> **WHAT THE TASK REQUIRES**:
Please reproduce all of the entries exactly, without omitting any.

> **DATASET**:
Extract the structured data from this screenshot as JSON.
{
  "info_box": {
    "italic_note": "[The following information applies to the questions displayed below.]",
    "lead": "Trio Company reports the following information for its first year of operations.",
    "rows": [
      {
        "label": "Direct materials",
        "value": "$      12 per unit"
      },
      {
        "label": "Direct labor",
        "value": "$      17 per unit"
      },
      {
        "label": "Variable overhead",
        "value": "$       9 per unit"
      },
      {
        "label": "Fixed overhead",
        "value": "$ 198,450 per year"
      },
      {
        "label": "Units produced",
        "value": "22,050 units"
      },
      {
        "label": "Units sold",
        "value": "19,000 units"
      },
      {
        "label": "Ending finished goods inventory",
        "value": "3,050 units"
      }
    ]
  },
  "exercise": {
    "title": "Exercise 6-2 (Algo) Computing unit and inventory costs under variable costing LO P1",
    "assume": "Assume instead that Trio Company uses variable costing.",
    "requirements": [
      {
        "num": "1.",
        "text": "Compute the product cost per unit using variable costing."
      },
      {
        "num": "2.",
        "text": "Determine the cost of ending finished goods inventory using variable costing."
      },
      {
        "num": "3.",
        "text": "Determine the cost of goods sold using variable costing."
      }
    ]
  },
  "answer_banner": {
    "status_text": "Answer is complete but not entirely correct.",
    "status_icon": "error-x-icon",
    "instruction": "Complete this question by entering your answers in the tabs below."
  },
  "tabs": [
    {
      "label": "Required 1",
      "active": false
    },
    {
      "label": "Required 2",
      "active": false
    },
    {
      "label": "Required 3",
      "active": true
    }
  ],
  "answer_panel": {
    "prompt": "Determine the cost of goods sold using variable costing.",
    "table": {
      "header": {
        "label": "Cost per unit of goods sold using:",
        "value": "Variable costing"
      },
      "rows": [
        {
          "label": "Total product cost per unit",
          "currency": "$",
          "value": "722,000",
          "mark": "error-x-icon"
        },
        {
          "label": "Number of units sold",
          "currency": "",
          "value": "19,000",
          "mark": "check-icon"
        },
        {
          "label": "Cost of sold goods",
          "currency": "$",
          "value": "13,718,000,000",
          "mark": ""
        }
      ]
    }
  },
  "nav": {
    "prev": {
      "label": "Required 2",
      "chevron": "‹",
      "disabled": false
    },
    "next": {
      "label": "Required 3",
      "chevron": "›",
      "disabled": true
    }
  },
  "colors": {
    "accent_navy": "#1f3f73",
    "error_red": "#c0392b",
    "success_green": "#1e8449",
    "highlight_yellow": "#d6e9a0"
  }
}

> **WRITTEN RESPONSE**:
Extract the structured data from this screenshot as JSON.
{
  "info_box": {
    "italic_note": "[The following information applies to the questions displayed below.]",
    "lead": "Trio Company reports the following information for its first year of operations.",
    "rows": [
      {
        "label": "Direct materials",
        "value": "$      12 per unit"
      },
      {
        "label": "Direct labor",
        "value": "$      17 per unit"
      },
      {
        "label": "Variable overhead",
        "value": "$       9 per unit"
      },
      {
        "label": "Fixed overhead",
        "value": "$ 198,450 per year"
      },
      {
        "label": "Units produced",
        "value": "22,050 units"
      },
      {
        "label": "Units sold",
        "value": "19,000 units"
      },
      {
        "label": "Ending finished goods inventory",
        "value": "3,050 units"
      }
    ]
  },
  "exercise": {
    "title": "Exercise 6-2 (Algo) Computing unit and inventory costs under variable costing LO P1",
    "assume": "Assume instead that Trio Company uses variable costing.",
    "requirements": [
      {
        "num": "1.",
        "text": "Compute the product cost per unit using variable costing."
      },
      {
        "num": "2.",
        "text": "Determine the cost of ending finished goods inventory using variable costing."
      },
      {
        "num": "3.",
        "text": "Determine the cost of goods sold using variable costing."
      }
    ]
  },
  "answer_banner": {
    "status_text": "Answer is complete but not entirely correct.",
    "status_icon": "error-x-icon",
    "instruction": "Complete this question by entering your answers in the tabs below."
  },
  "tabs": [
    {
      "label": "Required 1",
      "active": false
    },
    {
      "label": "Required 2",
      "active": false
    },
    {
      "label": "Required 3",
      "active": true
    }
  ],
  "answer_panel": {
    "prompt": "Determine the cost of goods sold using variable costing.",
    "table": {
      "header": {
        "label": "Cost per unit of goods sold using:",
        "value": "Variable costing"
      },
      "rows": [
        {
          "label": "Total product cost per unit",
          "currency": "$",
          "value": "722,000",
          "mark": "error-x-icon"
        },
        {
          "label": "Number of units sold",
          "currency": "",
          "value": "19,000",
          "mark": "check-icon"
        },
        {
          "label": "Cost of sold goods",
          "currency": "$",
          "value": "13,718,000,000",
          "mark": ""
        }
      ]
    }
  },
  "nav": {
    "prev": {
      "label": "Required 2",
      "chevron": "‹",
      "disabled": false
    },
    "next": {
      "label": "Required 3",
      "chevron": "›",
      "disabled": true
    }
  },
  "colors": {
    "accent_navy": "#1f3f73",
    "error_red": "#c0392b",
    "success_green": "#1e8449",
    "highlight_yellow": "#d6e9a0"
  }
}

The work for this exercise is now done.